'''
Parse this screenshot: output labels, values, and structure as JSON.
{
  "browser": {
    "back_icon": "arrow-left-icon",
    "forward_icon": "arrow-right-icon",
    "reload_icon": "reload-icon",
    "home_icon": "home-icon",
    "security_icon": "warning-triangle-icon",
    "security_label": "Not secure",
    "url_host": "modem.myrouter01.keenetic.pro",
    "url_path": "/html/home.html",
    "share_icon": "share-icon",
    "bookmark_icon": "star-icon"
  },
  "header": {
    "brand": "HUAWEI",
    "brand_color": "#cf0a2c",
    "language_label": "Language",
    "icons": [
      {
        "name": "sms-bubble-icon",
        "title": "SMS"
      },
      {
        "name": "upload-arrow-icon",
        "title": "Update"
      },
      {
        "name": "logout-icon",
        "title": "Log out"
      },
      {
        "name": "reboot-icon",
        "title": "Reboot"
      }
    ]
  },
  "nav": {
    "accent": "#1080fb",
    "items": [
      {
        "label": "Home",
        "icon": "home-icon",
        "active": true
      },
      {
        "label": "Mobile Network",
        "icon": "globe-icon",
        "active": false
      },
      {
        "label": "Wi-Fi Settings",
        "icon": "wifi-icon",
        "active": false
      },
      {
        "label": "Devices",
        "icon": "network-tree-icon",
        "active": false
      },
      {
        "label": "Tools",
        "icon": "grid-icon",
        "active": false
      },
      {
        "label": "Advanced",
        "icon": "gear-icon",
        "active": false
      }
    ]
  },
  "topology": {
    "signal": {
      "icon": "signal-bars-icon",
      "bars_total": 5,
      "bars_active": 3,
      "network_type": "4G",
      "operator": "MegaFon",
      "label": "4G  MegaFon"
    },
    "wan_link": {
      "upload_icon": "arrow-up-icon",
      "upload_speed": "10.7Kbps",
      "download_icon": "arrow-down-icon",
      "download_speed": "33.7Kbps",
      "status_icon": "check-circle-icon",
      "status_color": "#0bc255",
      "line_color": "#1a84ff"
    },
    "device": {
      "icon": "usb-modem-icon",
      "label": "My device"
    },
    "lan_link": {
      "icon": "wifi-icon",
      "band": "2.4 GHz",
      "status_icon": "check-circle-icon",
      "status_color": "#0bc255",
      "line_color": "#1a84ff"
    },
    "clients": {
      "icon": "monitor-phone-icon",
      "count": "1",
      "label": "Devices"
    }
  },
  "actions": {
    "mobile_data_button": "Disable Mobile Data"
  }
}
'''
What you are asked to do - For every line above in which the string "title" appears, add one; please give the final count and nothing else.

Reply - 4